Карьерная траектория учителя в мегаполисе и проблема образовательного неравенства
It was shown in previous research that inequality of educational opportunities is increasing in Post-Soviet secondary education. This process if often described as forming of clusters of good (high-achieving, prestigious) and bad (low-achieving, less prestigious) schools with unequal chances of children from families of low income and social status to enter good schools.
The idea of our work is to trace the process of diversification of Russian secondary schools from the viewpoint of teachers as a professional group. Our hypothesis is that parallel to stratification of schools there should exist a process of stratification in the teacher’s professional community. As a key to the teacher stratification we use two points in individual teacher’s career: choice of the first school and decision to switch schools. Empirical data for the study was collected in Saint-Petersburg, in interviews with teachers (N=49) in schools of different type and in a survey of teachers (N=427).
The results of the study show that several models of job seeking coexist on the teachers’ job market. One model is similar to the market of qualified job, where professionals compete for more or less prestigious positions. The other model is based on the tacit assumption that all schools are equal and highlights the principle of geographical proximity of the workplace which makes it more similar to the unqualified job market. At the same time there exist two more models of the teaching position: as a kind of civil service and as a way to manifest one’s attachment to local community. This latter model is at the core of the very common inbreeding phenomenon when a teacher starts her career at the school she has graduated from.
The professional mobility as measured by the number of school switches in a teacher’s career and a typical time span spent in one school is very low in the surveyed population. Yet we found some evidence for both vertical (to the more prestigious schools) and horizontal mobility. Among factors causing mobility are: geographical moves of the teachers to the other region or city district, administrative promotions in schools causing colleagues to switch schools in groups, and conflicts among school staff. All these factors are unlikely to differ significantly in different types of schools.
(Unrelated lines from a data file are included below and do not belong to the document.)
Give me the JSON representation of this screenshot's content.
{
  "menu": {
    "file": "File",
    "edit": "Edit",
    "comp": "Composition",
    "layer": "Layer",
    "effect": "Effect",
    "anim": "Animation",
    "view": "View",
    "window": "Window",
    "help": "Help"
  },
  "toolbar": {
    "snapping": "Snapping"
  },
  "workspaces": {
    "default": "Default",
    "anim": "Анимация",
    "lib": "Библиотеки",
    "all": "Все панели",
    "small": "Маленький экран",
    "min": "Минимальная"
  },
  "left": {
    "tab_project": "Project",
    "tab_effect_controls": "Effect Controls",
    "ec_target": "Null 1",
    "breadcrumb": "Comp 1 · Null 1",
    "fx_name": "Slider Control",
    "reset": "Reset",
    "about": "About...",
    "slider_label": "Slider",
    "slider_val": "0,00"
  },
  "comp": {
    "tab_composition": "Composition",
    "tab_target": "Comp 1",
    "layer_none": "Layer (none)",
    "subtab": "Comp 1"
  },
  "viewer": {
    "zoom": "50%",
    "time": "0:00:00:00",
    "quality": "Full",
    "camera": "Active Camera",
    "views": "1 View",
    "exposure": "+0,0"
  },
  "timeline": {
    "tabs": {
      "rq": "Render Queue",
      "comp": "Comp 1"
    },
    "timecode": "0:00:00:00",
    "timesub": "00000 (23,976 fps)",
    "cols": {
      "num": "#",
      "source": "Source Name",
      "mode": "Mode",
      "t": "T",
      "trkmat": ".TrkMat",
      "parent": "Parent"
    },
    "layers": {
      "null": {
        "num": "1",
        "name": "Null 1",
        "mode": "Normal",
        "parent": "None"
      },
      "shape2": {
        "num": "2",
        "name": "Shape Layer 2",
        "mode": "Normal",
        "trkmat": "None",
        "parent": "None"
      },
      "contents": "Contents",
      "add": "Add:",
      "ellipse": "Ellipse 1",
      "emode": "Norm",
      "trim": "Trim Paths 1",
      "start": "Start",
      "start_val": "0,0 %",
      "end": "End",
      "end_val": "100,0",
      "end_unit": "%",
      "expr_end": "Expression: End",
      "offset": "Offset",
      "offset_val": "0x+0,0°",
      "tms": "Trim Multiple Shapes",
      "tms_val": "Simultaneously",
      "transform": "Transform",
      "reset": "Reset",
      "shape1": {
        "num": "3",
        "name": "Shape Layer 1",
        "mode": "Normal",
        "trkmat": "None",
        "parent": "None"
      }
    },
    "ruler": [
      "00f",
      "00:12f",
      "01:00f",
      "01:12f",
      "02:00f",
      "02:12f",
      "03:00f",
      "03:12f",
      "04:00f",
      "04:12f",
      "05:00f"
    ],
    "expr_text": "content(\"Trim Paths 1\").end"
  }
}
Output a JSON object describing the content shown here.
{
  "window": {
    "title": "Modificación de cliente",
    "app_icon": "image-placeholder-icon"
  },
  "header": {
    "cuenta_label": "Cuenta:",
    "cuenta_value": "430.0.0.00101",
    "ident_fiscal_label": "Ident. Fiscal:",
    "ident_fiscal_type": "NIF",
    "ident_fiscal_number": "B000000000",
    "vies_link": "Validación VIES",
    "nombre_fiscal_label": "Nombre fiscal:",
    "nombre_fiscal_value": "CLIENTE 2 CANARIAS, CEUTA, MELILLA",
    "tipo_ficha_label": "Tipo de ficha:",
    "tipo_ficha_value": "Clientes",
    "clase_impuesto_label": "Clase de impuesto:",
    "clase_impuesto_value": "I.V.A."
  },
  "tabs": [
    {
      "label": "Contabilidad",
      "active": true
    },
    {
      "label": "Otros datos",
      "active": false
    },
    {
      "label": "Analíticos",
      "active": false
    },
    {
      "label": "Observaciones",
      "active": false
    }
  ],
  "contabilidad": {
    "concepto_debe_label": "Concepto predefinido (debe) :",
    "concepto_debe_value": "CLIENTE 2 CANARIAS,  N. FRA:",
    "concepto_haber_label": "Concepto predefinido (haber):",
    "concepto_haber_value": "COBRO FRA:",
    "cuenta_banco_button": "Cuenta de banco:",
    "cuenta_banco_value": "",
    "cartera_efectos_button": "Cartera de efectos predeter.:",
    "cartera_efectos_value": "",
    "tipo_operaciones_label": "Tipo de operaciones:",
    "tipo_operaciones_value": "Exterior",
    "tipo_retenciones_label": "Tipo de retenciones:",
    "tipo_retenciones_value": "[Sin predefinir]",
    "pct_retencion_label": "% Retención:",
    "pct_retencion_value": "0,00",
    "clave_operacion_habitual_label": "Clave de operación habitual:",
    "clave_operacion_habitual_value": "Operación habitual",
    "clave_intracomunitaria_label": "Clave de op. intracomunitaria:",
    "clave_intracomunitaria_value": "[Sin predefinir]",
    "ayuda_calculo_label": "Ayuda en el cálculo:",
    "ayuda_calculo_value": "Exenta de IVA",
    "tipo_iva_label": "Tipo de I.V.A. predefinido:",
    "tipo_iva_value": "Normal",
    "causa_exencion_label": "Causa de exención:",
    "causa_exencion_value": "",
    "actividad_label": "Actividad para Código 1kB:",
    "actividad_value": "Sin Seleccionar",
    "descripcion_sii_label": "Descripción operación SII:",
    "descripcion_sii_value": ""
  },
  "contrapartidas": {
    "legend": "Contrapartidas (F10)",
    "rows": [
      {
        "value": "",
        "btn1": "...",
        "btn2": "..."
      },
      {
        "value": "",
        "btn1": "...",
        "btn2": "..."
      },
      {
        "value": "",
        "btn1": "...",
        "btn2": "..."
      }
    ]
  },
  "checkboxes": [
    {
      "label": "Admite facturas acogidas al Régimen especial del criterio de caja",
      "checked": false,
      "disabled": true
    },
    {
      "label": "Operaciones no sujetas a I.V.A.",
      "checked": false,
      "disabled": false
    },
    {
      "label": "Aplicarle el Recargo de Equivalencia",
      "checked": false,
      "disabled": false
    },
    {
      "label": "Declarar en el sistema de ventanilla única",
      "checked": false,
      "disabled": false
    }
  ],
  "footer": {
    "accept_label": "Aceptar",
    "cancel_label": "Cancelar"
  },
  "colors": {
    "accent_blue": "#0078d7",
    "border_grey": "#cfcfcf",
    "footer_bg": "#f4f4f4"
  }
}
The further quantitative study of the distribution of job seeking and school switching models in the schools of different type may support our hypothesis on the existence of the segregation processes in contemporary teacher’s professional community in Russia.